====== RECORDED INFORMATION ======

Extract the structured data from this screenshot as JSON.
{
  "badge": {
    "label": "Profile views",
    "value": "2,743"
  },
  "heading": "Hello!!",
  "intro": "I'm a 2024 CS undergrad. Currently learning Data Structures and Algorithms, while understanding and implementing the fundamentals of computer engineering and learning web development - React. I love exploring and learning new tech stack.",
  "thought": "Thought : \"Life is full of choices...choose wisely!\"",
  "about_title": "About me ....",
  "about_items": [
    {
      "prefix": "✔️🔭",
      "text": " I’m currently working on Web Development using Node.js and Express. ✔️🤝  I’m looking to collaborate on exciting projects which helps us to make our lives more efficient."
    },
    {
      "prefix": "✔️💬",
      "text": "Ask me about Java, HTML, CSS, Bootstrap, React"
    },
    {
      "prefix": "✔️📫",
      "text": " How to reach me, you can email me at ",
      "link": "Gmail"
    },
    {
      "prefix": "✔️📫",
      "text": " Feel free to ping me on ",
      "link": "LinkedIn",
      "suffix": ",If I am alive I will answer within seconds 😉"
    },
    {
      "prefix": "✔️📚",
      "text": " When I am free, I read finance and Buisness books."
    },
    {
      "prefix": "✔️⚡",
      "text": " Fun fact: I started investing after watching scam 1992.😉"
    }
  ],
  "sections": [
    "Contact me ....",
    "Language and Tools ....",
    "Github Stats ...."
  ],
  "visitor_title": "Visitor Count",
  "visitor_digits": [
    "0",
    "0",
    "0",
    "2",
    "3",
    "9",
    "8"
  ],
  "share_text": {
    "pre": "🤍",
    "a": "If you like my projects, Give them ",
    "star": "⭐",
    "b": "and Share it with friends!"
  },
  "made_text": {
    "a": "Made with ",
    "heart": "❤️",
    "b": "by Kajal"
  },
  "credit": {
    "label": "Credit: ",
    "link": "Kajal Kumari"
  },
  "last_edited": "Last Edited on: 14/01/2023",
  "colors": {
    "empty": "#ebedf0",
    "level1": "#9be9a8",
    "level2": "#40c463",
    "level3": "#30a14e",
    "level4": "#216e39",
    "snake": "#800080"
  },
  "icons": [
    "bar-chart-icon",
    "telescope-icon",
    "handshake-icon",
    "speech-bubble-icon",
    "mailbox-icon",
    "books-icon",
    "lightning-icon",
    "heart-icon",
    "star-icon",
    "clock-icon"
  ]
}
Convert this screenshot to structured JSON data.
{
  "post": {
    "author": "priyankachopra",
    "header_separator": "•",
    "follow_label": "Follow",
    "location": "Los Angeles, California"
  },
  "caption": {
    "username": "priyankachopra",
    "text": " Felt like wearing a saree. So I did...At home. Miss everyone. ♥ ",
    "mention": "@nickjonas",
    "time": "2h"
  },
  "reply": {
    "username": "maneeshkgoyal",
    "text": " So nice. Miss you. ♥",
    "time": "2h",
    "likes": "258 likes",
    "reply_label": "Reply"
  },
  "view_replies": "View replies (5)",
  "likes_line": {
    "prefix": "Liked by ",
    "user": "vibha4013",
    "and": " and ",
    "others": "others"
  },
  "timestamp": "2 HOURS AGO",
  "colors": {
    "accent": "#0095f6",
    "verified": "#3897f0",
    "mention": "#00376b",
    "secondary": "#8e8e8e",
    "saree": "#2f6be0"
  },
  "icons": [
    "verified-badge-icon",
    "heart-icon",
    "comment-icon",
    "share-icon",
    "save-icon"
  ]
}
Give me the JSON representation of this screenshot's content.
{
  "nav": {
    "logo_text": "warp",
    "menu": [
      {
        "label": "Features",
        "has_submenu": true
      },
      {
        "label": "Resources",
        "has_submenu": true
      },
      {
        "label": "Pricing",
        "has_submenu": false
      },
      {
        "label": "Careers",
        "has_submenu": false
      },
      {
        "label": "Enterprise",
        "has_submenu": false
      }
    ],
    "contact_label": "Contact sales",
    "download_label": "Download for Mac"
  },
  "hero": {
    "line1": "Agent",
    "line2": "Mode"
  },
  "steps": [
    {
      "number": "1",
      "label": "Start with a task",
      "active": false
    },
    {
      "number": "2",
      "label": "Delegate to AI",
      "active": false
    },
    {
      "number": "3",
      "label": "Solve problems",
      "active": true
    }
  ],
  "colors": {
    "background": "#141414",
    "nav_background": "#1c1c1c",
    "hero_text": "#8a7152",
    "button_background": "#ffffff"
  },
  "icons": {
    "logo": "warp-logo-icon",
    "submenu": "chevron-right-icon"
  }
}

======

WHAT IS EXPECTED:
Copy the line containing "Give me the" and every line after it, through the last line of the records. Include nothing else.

TASK RESULT:
Give me the JSON representation of this screenshot's content.
{
  "nav": {
    "logo_text": "warp",
    "menu": [
      {
        "label": "Features",
        "has_submenu": true
      },
      {
        "label": "Resources",
        "has_submenu": true
      },
      {
        "label": "Pricing",
        "has_submenu": false
      },
      {
        "label": "Careers",
        "has_submenu": false
      },
      {
        "label": "Enterprise",
        "has_submenu": false
      }
    ],
    "contact_label": "Contact sales",
    "download_label": "Download for Mac"
  },
  "hero": {
    "line1": "Agent",
    "line2": "Mode"
  },
  "steps": [
    {
      "number": "1",
      "label": "Start with a task",
      "active": false
    },
    {
      "number": "2",
      "label": "Delegate to AI",
      "active": false
    },
    {
      "number": "3",
      "label": "Solve problems",
      "active": true
    }
  ],
  "colors": {
    "background": "#141414",
    "nav_background": "#1c1c1c",
    "hero_text": "#8a7152",
    "button_background": "#ffffff"
  },
  "icons": {
    "logo": "warp-logo-icon",
    "submenu": "chevron-right-icon"
  }
}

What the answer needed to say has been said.